Beatrice’s work on Bumpy Typeface can be seen as an example of how important it is to reframe inclusion from a problem ‘over there’, to a problem we all have. In this instance, design made to conform to ‘standard’ gendered systems causes everyone to suppress the elements of ourselves that don’t uphold these concepts. By interrogating these systems, we can begin to get a sense of what freedoms an inclusive future might open up to everyone, even those who assume that accessibility doesn’t concern them.
To try to get a grasp on what this future might look and feel like, we asked each of our contributors exactly what a truly accessible future means to them. “People who are most impacted by systemic inequities (BIPOC, LGBTQIA+, people with disabilities, etc), are not just consulted, but are centred in leading the solutions,” says Project Inkblot of what this truly inclusive future might be. Tom describes that a shift “would be to change our societal approach to accessibility being proactive rather than reactive to the needs of your community.” For Beatrice, it is “design that leaves no one behind and that does not hurt anyone [...] In order not to make mistakes, we first of all need to be aware of the fundamental role we play in creating the present and future collective imaginary”. Charlotte offers it as “one in which everyone has equal access to excellent products and services that are easy to use and make them feel represented with their needs taken into account.”
Across the board, we received a different definition from all those we asked – which only serves to reflect the issue at hand. A truly accessible design future can’t be built on a singular solution.
Inconstant Regular Legibility video: Daniel Brokstad: Inconstant Regular (Copyright © Dyslexia Scotland / Innocean Berlin / WeTransfer / Daniel Brokstad, 2022)
About the Author

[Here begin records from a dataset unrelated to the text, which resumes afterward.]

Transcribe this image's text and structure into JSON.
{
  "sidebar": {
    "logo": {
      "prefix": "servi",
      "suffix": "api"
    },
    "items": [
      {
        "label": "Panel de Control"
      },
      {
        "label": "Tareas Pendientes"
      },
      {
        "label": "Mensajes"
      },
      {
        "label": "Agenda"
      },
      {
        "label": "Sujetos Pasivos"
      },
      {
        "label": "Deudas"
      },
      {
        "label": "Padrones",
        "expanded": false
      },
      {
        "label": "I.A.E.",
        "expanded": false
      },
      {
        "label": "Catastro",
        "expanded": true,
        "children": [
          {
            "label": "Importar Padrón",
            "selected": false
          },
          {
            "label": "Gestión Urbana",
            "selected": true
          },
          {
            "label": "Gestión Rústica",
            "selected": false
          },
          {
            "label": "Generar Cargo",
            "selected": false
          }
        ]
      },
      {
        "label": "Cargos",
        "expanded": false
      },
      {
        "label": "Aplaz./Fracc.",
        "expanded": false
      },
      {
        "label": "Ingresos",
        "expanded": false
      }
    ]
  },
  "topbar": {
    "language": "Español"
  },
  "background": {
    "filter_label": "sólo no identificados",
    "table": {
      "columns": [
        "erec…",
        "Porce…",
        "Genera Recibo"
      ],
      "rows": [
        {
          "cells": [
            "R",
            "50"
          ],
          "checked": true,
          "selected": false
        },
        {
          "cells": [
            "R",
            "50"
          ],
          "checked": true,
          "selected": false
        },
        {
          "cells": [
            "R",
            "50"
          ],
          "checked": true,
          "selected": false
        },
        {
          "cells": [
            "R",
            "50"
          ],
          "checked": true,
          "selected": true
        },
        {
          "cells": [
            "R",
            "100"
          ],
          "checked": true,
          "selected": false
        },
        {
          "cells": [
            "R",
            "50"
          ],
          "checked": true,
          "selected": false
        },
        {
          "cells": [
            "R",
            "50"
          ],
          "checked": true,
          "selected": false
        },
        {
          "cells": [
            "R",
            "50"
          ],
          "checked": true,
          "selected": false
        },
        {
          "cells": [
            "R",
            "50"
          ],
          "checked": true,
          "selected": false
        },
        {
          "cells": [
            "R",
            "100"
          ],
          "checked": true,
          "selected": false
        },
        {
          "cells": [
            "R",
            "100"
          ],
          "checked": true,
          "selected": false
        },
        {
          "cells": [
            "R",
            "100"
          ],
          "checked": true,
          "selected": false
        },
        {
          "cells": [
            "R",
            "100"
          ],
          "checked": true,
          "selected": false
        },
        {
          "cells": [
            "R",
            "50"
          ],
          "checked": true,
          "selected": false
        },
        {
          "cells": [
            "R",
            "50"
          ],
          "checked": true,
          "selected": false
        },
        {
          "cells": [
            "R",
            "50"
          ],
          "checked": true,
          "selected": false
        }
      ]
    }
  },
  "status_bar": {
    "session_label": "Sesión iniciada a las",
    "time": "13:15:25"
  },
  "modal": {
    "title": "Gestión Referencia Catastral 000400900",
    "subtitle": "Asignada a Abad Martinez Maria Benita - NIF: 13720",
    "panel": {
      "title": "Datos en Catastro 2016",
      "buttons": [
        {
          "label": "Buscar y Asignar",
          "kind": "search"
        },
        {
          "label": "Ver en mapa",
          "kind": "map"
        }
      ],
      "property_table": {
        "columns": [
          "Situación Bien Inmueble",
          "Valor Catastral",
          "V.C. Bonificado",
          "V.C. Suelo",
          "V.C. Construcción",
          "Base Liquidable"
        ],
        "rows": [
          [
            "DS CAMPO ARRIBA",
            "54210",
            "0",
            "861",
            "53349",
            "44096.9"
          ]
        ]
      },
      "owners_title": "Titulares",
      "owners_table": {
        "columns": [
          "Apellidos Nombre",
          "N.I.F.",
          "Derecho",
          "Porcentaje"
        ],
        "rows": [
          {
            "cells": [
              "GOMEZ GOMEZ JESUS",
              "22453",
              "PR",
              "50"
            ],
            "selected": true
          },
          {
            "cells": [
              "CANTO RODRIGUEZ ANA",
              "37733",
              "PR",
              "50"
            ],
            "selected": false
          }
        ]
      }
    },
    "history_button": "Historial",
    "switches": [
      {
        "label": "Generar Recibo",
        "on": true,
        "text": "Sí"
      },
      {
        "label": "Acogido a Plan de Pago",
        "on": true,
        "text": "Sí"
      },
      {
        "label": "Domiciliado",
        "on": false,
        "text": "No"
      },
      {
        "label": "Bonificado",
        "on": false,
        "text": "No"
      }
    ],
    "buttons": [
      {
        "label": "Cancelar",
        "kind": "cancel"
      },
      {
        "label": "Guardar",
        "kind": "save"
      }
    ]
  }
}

Liz (she/they) joined It’s Nice That as news writer in December 2021. After graduating in Film from The University of Bristol, they worked freelance, writing for independent publications such as Little White Lies, INDIE magazine and design studio Evermade.